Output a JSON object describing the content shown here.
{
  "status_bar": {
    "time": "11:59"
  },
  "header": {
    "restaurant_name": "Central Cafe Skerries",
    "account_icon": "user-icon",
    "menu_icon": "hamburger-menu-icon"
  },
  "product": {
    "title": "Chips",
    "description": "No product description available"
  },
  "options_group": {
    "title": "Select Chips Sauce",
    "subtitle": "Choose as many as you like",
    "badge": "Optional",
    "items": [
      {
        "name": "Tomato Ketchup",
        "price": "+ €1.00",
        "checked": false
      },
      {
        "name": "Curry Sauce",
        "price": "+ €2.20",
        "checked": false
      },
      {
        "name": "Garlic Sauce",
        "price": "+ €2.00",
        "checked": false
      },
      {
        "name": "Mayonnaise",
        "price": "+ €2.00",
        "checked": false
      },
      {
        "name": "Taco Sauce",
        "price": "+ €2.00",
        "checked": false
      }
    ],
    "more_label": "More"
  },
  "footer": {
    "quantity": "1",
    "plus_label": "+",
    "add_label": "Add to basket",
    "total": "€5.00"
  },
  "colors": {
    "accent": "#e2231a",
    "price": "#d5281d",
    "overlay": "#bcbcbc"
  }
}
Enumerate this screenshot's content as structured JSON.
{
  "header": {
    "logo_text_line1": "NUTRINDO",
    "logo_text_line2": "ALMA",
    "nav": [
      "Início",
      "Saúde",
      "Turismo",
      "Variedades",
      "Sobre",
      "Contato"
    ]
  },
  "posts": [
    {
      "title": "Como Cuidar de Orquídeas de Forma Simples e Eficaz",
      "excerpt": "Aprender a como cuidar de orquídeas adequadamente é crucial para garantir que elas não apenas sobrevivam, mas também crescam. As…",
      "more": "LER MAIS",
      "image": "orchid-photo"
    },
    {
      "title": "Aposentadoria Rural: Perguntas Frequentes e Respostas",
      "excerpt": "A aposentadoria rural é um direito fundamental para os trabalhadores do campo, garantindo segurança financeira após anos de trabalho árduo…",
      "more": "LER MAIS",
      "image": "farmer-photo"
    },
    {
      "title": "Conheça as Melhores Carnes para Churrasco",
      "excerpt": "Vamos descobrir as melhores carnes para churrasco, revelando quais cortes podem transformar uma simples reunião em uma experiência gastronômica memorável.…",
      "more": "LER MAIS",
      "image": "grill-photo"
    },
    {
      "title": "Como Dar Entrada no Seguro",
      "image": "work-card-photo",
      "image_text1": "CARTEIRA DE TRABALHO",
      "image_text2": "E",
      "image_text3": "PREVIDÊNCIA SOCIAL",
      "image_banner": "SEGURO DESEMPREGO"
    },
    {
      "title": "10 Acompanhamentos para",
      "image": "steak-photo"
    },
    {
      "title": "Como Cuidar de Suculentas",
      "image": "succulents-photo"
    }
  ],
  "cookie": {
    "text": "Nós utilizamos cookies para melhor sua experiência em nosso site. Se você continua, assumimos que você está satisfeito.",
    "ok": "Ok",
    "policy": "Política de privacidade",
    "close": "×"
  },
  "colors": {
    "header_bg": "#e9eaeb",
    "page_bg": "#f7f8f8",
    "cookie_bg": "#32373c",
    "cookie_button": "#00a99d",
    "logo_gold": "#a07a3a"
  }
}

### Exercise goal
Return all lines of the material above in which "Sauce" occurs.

### Answer space
    "title": "Select Chips Sauce",
        "name": "Curry Sauce",
        "name": "Garlic Sauce",
        "name": "Taco Sauce",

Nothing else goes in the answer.